Work request: The response should consist of the data reproduced word for word.

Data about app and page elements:
****************

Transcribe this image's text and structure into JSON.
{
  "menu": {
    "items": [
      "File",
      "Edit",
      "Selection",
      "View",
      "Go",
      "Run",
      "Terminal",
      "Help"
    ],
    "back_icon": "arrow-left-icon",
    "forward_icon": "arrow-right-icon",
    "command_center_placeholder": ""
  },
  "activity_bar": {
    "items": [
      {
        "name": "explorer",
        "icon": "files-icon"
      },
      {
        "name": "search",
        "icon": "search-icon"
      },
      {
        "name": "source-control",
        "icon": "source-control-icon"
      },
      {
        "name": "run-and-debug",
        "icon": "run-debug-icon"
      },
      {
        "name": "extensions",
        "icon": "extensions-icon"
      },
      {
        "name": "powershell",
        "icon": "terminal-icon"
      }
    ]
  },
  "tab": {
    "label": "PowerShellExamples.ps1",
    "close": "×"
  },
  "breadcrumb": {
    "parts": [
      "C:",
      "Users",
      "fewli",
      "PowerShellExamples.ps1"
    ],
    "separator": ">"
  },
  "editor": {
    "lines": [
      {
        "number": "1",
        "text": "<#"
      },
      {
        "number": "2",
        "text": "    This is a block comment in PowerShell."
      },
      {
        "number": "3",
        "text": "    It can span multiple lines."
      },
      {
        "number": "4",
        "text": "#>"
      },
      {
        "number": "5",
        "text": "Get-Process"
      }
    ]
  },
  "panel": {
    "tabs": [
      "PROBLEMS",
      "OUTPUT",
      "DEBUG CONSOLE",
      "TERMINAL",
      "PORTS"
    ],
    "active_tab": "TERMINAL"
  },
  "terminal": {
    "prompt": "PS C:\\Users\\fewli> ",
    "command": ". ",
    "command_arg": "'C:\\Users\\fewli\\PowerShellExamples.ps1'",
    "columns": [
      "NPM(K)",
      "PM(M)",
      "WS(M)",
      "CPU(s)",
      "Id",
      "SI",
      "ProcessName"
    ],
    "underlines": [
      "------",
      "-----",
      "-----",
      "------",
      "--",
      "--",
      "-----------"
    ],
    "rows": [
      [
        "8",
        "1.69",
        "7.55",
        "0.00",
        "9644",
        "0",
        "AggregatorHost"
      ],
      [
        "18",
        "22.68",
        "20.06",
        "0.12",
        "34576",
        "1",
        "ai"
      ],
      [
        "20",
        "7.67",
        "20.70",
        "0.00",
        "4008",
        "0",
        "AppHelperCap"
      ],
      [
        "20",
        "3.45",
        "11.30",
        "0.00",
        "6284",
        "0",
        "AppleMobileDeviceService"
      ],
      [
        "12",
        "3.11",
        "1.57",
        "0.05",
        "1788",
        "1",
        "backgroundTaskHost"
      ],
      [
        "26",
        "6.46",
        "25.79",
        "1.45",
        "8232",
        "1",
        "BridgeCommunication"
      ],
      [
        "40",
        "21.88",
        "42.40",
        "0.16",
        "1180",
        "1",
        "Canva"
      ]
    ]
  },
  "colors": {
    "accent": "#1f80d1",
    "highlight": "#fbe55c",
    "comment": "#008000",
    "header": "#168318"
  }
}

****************

Answer space:
Transcribe this image's text and structure into JSON.
{
  "menu": {
    "items": [
      "File",
      "Edit",
      "Selection",
      "View",
      "Go",
      "Run",
      "Terminal",
      "Help"
    ],
    "back_icon": "arrow-left-icon",
    "forward_icon": "arrow-right-icon",
    "command_center_placeholder": ""
  },
  "activity_bar": {
    "items": [
      {
        "name": "explorer",
        "icon": "files-icon"
      },
      {
        "name": "search",
        "icon": "search-icon"
      },
      {
        "name": "source-control",
        "icon": "source-control-icon"
      },
      {
        "name": "run-and-debug",
        "icon": "run-debug-icon"
      },
      {
        "name": "extensions",
        "icon": "extensions-icon"
      },
      {
        "name": "powershell",
        "icon": "terminal-icon"
      }
    ]
  },
  "tab": {
    "label": "PowerShellExamples.ps1",
    "close": "×"
  },
  "breadcrumb": {
    "parts": [
      "C:",
      "Users",
      "fewli",
      "PowerShellExamples.ps1"
    ],
    "separator": ">"
  },
  "editor": {
    "lines": [
      {
        "number": "1",
        "text": "<#"
      },
      {
        "number": "2",
        "text": "    This is a block comment in PowerShell."
      },
      {
        "number": "3",
        "text": "    It can span multiple lines."
      },
      {
        "number": "4",
        "text": "#>"
      },
      {
        "number": "5",
        "text": "Get-Process"
      }
    ]
  },
  "panel": {
    "tabs": [
      "PROBLEMS",
      "OUTPUT",
      "DEBUG CONSOLE",
      "TERMINAL",
      "PORTS"
    ],
    "active_tab": "TERMINAL"
  },
  "terminal": {
    "prompt": "PS C:\\Users\\fewli> ",
    "command": ". ",
    "command_arg": "'C:\\Users\\fewli\\PowerShellExamples.ps1'",
    "columns": [
      "NPM(K)",
      "PM(M)",
      "WS(M)",
      "CPU(s)",
      "Id",
      "SI",
      "ProcessName"
    ],
    "underlines": [
      "------",
      "-----",
      "-----",
      "------",
      "--",
      "--",
      "-----------"
    ],
    "rows": [
      [
        "8",
        "1.69",
        "7.55",
        "0.00",
        "9644",
        "0",
        "AggregatorHost"
      ],
      [
        "18",
        "22.68",
        "20.06",
        "0.12",
        "34576",
        "1",
        "ai"
      ],
      [
        "20",
        "7.67",
        "20.70",
        "0.00",
        "4008",
        "0",
        "AppHelperCap"
      ],
      [
        "20",
        "3.45",
        "11.30",
        "0.00",
        "6284",
        "0",
        "AppleMobileDeviceService"
      ],
      [
        "12",
        "3.11",
        "1.57",
        "0.05",
        "1788",
        "1",
        "backgroundTaskHost"
      ],
      [
        "26",
        "6.46",
        "25.79",
        "1.45",
        "8232",
        "1",
        "BridgeCommunication"
      ],
      [
        "40",
        "21.88",
        "42.40",
        "0.16",
        "1180",
        "1",
        "Canva"
      ]
    ]
  },
  "colors": {
    "accent": "#1f80d1",
    "highlight": "#fbe55c",
    "comment": "#008000",
    "header": "#168318"
  }
}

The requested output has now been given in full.